Allen Ginsberg and Jack Kerouac

Tangier was also a popular destination for Beat Generation writers like Allen Ginsberg and Jack Kerouac. The two men spent time in the city in the 1950s, soaking up its bohemian atmosphere and meeting with other writers and artists. Their experiences in Tangier influenced their writing and helped to shape the Beat movement as a whole.

Jean Genet

Finally, French writer Jean Genet spent several years in Tangier in the 1950s and 60s. He was drawn to the city’s seedy underbelly and spent much of his time socializing with Tangier’s criminal element. Genet’s experiences in Tangier inspired his writing, particularly his novel Querelle de Brest, which is set in a fictionalized version of the city.

Frequently Asked Questions

Is Tangier a safe place to visit?

Yes, Tangier is generally a safe place to visit. However, like any other city, it is important to take precautions such as being aware of your surroundings, avoiding walking alone at night, and not carrying large amounts of cash or valuables with you. It is also recommended to use licensed taxis or public transportation rather than walking in unfamiliar areas.

What are some interesting facts about Tangier?

Tangier is a city with a rich history and culture. It is known for being the gateway to Africa and has been a center of trade and commerce for centuries. It was also once a popular destination for artists and writers, including Paul Bowles and William S. Burroughs.

What are some popular tourist attractions in Tangier?

Tangier has many popular tourist attractions, including the Kasbah Museum, the Dar el Makhzen palace, and the American Legation Museum. Visitors can also explore the winding streets of the medina, shop for souvenirs at the Grand Socco, or take a stroll along the Corniche.

What is the population of Tangier?

As of 2021, the population of Tangier is estimated to be around 947,952 people.

What is the history of Tangier?

Tangier has a long and complex history. It was once a Phoenician trading post, and later became a Roman city.
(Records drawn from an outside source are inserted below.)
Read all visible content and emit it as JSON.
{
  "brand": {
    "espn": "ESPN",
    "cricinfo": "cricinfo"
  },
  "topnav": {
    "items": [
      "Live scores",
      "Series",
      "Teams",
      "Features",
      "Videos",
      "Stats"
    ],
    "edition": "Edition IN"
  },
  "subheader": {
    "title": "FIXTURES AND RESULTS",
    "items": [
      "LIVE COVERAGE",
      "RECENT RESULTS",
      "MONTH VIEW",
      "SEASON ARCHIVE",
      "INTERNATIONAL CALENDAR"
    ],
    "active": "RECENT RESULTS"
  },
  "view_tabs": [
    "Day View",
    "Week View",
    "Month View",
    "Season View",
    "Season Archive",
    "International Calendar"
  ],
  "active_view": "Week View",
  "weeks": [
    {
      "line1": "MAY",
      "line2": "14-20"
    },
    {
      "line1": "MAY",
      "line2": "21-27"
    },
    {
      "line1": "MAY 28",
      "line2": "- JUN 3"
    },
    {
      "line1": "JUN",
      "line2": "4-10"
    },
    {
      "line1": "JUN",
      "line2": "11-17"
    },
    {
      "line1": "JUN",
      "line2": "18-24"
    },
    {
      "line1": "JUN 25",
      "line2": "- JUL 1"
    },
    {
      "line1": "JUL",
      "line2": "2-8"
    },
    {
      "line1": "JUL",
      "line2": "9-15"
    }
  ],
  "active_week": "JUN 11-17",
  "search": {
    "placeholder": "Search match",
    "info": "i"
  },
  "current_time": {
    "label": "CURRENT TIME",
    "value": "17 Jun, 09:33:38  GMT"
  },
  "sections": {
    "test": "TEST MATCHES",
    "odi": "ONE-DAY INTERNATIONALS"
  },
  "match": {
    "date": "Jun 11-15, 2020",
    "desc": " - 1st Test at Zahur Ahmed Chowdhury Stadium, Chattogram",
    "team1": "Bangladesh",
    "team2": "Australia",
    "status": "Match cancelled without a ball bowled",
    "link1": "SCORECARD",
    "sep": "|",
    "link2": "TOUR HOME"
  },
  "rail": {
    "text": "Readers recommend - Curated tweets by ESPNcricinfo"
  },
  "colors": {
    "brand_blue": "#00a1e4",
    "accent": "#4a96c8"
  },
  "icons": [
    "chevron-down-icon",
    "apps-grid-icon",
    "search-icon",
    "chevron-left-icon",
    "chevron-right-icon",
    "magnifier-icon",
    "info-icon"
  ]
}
It was also an important center of Islamic learning during the Middle Ages, and was ruled by various dynasties before becoming a protectorate of France and Spain in the early 20th century. Tangier was finally returned to Moroccan control in 1956.

What language do people speak in Tangier?

The official language of Tangier is Arabic, but many people also speak French and Spanish. English is also spoken in some tourist areas.